s the trial begins of one of two men accused in the 2008 murder of the student body president of the University of North Carolina at Chapel Hill, there are indications that Eve Carson’s death made this state a safer place.
Carson’s death produced outrage, because of the senselessness of it — she was robbed of money, and then savagely killed instead of being released — but also because the two men accused, Laurence Alvin Lovette, then 17 years old, and DeMario Atwater, then 21, had long histories of criminal and violent behavior, but had dodged incarceration, and were not being properly supervised while on probation.
Atwater has pled guilty and is in prison for life, and Lovette’s trial has just begun.
The fact that Lovette and Atwater were free to menace prompted an investigation that revealed that North Carolina’s probation system had three flat tires — and a change was needed.
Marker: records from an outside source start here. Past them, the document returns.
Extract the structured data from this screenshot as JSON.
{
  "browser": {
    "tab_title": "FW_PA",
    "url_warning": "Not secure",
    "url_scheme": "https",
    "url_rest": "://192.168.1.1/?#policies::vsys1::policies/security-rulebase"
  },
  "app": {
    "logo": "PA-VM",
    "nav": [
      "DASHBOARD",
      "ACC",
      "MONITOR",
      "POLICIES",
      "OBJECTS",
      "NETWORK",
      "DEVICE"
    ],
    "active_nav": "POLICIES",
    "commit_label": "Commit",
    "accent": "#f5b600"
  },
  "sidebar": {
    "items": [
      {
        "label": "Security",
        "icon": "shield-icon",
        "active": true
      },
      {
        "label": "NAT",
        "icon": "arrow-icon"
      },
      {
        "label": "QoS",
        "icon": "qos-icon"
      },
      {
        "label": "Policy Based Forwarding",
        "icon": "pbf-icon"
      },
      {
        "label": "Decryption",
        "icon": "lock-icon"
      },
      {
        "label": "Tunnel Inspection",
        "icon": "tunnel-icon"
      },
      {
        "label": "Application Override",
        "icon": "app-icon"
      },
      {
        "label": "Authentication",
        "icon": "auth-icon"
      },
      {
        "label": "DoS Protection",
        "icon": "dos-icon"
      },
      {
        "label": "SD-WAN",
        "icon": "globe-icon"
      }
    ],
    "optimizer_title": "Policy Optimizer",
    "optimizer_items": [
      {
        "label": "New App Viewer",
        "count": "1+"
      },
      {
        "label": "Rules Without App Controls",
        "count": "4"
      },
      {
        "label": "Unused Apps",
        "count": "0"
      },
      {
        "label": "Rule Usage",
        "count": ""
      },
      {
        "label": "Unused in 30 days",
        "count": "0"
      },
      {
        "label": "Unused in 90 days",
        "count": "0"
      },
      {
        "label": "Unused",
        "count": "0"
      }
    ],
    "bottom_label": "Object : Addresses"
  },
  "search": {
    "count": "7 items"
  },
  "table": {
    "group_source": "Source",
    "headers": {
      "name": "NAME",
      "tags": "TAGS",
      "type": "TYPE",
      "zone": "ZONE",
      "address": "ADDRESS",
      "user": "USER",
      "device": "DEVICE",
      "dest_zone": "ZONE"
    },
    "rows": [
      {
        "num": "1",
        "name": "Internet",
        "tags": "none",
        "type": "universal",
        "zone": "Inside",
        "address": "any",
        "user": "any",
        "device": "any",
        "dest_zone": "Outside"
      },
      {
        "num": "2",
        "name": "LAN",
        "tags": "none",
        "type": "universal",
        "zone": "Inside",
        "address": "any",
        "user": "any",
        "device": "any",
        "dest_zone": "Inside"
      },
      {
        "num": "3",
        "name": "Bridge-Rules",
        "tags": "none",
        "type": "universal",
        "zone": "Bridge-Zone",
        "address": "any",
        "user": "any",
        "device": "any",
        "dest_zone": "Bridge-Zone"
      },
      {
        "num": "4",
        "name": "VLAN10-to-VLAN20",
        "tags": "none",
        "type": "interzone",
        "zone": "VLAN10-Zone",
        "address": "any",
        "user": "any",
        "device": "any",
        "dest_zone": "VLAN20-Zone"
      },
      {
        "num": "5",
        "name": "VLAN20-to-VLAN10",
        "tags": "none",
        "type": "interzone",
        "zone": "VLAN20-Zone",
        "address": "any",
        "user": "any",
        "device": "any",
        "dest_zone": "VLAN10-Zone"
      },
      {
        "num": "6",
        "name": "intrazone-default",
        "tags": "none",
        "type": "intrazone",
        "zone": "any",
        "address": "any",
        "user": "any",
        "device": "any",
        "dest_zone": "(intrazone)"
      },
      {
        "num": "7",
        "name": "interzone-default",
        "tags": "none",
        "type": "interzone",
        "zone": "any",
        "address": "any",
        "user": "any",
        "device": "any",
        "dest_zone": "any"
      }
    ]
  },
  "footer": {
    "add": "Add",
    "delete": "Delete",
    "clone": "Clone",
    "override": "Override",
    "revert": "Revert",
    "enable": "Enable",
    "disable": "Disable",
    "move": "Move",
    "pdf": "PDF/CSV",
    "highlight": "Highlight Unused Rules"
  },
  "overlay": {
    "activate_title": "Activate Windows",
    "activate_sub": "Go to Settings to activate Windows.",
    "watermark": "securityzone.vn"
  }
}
Three years later, things are improved.
The Raleigh News and Observer recently reported that the system that oversees more than 108,322 convicted criminals has sharpened its crime-fighting tools with better training, a more balanced workload, increased staffing, and enhanced technology.
“We’re working hard to make improvements,” said Tim Moose, director of the state Division of Community Corrections in the state Correction Department. “There have been improvements in all areas, but we’re still a work in progress.” Moose was named director in 2009 during a management shakeup prompted by Carson’s death.
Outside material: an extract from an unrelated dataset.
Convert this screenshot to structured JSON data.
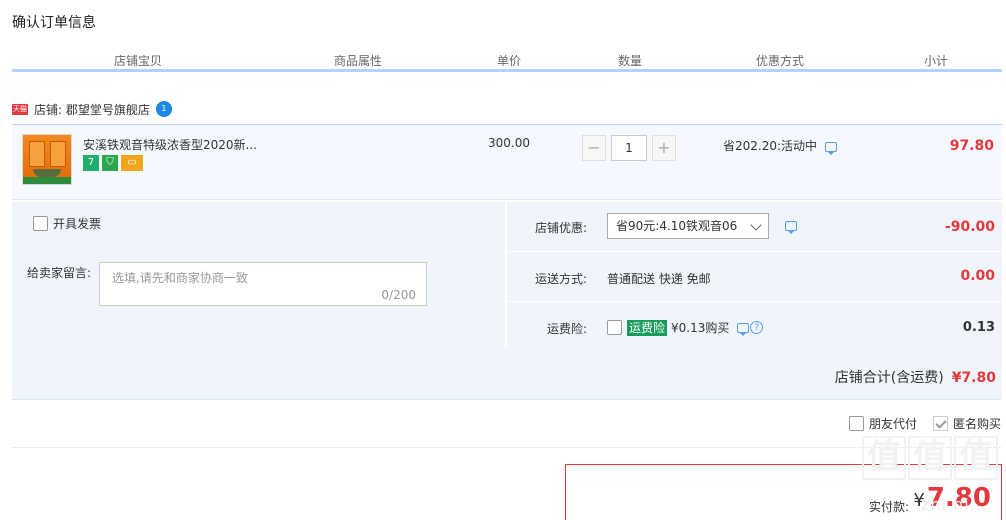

Some of the more tangible improvements: the vacancy rate has been cut from 10 percent to 2 percent, reducing the average workload for probation officers from as many as 100 to about 70; policy has been amended to require a quick arrest of anyone not complying with probation; and probation officers now have access to juvenile records, which had been concealed previously, therefore denying Lovette’s probation officer information that perhaps could have been life-saving.
None of this will resurrect Carson, who wasn’t the first person to die at the hands of someone who had become entangled in our legal system but somehow wiggled free too quickly and easily, and she certainly won’t be the last. But because of the publicity that followed her tragedy, change has come, and the rest of us benefit.
We are confident that news would prompt her to flash that smile that haunted us all in the days following her murder. She was a remarkable and giving person, already on a life’s journey of helping others.
That journey continues, even with her death.